→ Available data
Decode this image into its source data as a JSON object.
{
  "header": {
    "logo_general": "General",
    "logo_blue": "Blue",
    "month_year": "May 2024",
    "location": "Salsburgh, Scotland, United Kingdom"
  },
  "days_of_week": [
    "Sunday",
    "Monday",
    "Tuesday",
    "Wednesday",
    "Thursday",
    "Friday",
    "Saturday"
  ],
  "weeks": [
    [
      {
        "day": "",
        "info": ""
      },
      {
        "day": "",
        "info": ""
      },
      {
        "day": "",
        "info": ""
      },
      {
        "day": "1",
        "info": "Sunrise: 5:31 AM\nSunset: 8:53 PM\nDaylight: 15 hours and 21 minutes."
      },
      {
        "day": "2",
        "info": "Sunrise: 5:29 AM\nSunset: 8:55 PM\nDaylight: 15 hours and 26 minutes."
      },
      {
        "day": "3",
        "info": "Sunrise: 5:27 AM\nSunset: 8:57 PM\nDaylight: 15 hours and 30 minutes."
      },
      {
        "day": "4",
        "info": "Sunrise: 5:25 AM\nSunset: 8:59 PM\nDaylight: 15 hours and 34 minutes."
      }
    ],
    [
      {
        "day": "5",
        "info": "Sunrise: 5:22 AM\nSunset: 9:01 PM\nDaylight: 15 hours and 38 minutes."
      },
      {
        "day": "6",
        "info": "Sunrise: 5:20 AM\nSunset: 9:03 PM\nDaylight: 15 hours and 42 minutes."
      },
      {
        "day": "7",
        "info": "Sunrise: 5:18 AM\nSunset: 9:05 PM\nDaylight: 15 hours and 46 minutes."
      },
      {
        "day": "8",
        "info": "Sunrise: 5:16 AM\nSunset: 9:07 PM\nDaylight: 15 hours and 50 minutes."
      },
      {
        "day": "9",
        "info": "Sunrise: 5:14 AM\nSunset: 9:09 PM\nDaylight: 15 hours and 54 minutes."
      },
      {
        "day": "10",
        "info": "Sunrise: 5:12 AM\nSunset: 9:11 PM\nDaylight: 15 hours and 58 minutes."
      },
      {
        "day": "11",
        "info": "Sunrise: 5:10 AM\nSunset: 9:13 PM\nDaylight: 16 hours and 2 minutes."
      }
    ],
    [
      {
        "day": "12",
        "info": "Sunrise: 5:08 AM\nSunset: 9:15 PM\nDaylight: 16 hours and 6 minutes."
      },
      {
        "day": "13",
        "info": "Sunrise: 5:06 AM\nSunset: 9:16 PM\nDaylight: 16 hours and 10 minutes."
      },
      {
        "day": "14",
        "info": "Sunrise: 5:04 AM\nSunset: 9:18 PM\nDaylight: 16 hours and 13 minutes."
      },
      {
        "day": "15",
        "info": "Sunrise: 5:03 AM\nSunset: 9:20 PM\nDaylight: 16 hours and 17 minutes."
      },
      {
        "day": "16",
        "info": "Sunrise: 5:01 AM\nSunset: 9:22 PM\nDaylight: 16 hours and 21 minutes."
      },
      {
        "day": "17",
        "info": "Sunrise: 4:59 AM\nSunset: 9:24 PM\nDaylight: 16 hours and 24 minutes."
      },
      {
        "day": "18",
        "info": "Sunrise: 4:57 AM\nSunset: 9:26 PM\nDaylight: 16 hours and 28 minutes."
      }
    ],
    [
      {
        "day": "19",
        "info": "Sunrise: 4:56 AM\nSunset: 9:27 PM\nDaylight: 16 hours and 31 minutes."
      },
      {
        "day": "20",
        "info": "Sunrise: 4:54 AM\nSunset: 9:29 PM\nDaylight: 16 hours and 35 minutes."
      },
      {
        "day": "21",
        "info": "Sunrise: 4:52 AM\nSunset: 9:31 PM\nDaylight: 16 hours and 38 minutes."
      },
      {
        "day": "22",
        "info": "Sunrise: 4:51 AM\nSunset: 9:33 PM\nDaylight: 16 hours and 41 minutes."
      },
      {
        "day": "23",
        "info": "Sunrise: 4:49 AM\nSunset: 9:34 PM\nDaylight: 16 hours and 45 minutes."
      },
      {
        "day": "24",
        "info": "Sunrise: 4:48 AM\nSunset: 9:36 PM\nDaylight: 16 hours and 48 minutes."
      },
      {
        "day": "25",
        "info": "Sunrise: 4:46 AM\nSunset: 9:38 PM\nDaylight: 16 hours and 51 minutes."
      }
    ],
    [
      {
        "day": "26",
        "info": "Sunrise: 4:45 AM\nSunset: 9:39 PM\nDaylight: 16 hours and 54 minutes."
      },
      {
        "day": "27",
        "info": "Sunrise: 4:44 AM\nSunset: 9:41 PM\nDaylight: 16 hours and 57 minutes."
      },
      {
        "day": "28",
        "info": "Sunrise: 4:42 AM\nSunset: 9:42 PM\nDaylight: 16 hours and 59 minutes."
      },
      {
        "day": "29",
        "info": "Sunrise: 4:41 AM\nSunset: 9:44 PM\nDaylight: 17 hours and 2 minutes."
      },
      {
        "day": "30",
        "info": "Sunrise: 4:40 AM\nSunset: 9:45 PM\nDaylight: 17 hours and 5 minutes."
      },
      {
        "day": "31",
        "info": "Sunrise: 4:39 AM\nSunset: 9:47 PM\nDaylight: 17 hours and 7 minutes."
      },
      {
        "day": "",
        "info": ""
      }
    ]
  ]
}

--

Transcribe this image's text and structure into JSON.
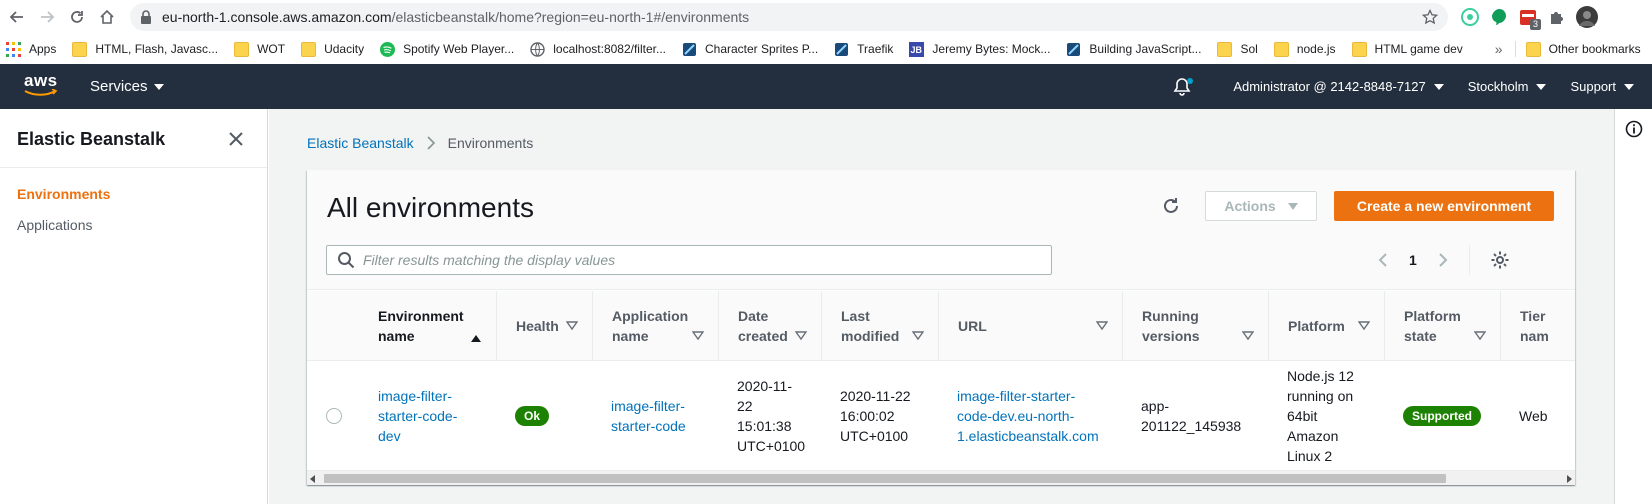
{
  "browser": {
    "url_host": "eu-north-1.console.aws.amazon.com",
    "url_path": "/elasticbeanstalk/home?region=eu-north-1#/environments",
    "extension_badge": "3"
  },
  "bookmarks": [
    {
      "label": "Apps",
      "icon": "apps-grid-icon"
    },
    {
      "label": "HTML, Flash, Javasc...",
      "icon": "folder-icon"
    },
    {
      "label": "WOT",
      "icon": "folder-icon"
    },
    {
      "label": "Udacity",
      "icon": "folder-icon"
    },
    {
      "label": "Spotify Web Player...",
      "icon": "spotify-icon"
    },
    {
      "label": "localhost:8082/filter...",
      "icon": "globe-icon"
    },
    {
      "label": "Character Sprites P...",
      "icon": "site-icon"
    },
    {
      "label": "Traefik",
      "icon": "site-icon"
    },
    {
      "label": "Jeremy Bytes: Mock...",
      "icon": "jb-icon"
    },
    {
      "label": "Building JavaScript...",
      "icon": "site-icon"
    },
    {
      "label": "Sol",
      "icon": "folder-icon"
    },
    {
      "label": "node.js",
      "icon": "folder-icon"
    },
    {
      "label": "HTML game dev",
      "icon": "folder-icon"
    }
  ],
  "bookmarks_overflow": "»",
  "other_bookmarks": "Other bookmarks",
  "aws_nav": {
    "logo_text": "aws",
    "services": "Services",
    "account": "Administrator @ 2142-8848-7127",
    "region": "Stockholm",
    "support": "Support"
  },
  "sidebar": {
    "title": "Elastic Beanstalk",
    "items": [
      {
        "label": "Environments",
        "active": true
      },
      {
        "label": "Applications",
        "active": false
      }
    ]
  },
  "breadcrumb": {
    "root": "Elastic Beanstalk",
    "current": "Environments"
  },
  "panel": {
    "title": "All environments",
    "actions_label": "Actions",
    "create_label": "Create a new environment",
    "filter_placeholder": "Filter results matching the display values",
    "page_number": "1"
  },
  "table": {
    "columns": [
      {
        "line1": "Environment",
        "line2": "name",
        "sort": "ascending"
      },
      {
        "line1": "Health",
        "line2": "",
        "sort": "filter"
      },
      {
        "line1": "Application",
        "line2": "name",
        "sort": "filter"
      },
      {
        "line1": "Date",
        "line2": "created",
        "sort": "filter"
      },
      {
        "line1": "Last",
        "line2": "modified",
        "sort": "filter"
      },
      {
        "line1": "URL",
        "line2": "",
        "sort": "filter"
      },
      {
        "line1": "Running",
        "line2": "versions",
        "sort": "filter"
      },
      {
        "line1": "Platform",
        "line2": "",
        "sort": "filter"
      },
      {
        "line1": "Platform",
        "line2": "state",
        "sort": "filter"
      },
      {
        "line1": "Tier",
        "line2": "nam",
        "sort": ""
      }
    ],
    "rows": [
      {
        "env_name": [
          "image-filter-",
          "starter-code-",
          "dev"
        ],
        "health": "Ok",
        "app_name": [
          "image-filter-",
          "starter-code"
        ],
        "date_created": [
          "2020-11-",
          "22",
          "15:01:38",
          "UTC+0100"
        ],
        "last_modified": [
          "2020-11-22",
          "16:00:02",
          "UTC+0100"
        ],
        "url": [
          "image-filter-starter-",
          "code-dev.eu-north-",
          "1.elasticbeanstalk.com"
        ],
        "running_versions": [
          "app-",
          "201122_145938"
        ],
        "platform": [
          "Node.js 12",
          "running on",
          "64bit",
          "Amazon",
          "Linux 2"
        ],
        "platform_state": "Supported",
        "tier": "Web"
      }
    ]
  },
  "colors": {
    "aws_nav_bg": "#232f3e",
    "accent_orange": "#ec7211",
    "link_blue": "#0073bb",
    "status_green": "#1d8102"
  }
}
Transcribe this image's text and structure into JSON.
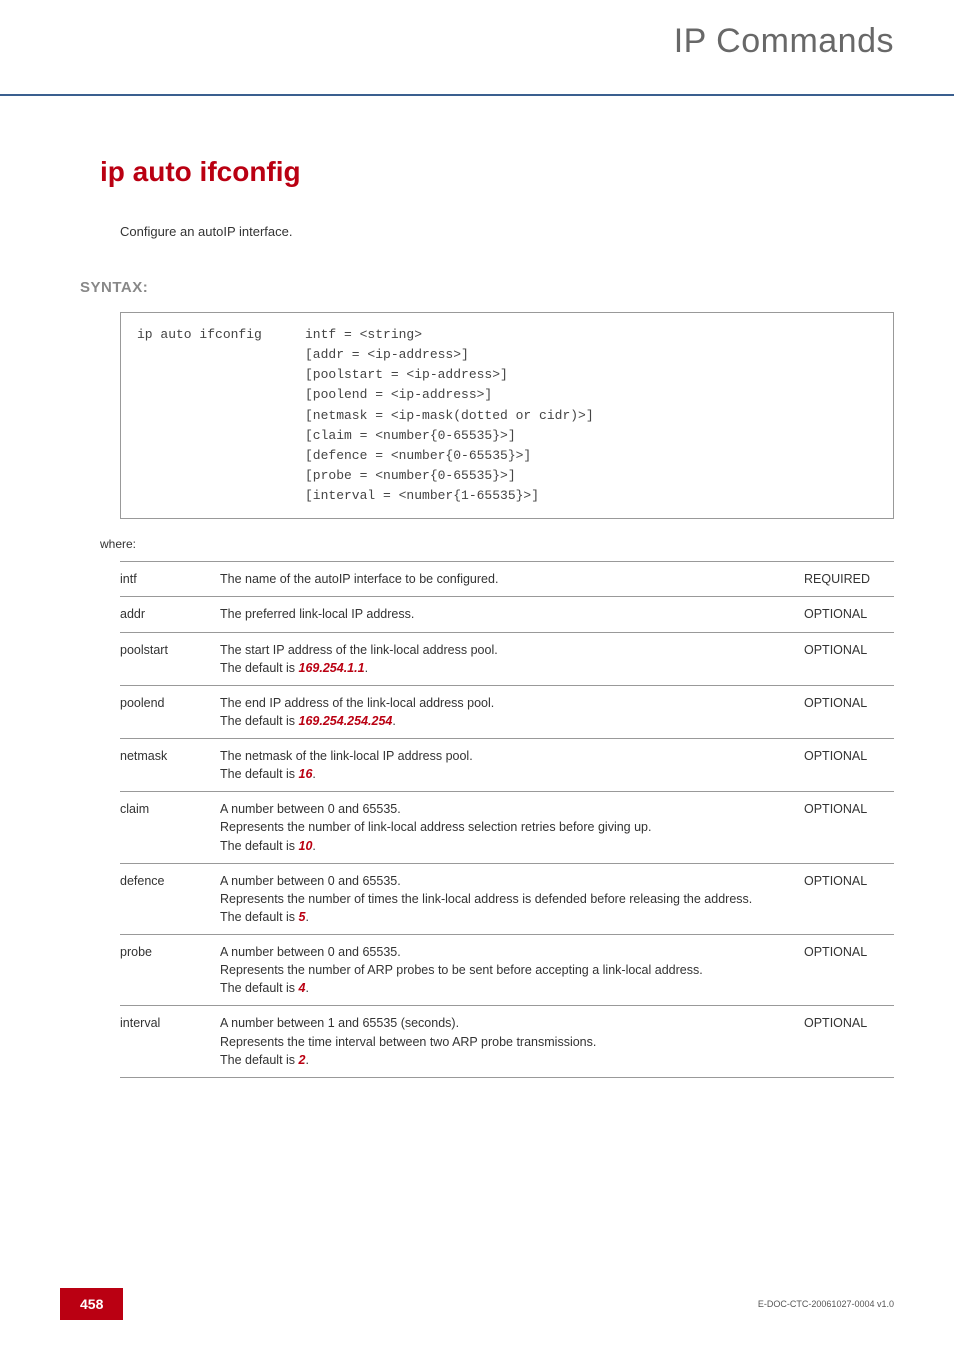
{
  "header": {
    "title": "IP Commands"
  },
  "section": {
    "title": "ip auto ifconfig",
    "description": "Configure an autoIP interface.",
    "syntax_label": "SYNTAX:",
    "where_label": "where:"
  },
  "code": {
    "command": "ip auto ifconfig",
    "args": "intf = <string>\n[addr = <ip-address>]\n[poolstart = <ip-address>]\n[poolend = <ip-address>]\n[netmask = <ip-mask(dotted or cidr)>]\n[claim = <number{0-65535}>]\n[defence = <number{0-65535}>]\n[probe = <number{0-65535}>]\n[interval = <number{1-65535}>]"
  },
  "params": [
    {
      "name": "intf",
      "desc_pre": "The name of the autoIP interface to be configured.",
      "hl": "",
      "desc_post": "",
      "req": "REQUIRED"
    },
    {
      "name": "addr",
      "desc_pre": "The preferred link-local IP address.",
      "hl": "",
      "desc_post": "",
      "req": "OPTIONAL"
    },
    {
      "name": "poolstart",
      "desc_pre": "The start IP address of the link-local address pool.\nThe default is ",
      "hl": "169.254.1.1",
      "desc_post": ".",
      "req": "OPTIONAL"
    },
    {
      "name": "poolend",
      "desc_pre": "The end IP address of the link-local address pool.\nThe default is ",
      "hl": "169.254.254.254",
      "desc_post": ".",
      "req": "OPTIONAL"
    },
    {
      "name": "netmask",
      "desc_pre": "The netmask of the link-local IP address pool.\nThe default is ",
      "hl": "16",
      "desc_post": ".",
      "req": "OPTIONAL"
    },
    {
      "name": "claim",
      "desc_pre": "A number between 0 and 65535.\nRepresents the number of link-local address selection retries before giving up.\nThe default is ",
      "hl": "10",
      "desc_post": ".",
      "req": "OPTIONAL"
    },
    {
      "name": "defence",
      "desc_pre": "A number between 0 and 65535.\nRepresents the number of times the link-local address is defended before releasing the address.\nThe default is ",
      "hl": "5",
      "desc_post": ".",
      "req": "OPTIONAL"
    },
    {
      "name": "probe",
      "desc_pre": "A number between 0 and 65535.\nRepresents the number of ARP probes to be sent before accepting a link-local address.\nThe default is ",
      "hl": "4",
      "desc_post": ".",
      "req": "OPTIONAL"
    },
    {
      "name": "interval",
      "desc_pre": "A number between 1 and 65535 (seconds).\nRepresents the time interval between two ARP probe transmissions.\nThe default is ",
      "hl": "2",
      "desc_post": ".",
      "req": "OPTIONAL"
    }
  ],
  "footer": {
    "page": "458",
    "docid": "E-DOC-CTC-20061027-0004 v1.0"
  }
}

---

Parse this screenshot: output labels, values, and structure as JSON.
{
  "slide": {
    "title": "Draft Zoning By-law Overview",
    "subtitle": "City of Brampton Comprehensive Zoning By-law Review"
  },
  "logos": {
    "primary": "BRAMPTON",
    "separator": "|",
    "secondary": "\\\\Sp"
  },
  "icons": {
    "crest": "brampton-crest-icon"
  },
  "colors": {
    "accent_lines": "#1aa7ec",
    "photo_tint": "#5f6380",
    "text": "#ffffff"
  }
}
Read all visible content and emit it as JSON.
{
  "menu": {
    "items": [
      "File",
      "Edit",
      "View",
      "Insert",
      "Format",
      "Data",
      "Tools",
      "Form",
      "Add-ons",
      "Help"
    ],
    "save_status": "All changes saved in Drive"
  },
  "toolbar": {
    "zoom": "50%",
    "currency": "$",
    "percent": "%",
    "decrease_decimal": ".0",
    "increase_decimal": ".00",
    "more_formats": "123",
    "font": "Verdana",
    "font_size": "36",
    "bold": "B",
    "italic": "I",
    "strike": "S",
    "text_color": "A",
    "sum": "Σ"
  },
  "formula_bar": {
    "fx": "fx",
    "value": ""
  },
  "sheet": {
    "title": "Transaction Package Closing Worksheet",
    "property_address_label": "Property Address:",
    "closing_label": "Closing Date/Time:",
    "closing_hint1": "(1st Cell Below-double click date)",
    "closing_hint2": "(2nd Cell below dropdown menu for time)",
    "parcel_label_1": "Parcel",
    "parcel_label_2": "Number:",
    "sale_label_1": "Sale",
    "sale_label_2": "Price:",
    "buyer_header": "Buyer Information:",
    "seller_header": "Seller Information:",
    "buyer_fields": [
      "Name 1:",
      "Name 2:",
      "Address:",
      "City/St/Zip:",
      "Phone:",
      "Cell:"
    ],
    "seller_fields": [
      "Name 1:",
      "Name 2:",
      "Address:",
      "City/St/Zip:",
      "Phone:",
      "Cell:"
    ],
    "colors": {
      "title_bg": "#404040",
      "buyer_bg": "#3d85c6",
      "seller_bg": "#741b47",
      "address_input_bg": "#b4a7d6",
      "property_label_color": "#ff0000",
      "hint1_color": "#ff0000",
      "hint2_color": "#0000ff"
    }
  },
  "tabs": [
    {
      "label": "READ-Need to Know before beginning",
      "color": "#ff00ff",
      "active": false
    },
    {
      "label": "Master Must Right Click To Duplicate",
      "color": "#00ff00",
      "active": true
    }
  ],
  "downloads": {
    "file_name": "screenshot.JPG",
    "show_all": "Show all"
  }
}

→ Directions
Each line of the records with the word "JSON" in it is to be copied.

→ Problem solution
Decode this image into its source data as a JSON object.
Transcribe this image's text and structure into JSON.
Transcribe this image's text and structure into JSON.
Parse this screenshot: output labels, values, and structure as JSON.
Read all visible content and emit it as JSON.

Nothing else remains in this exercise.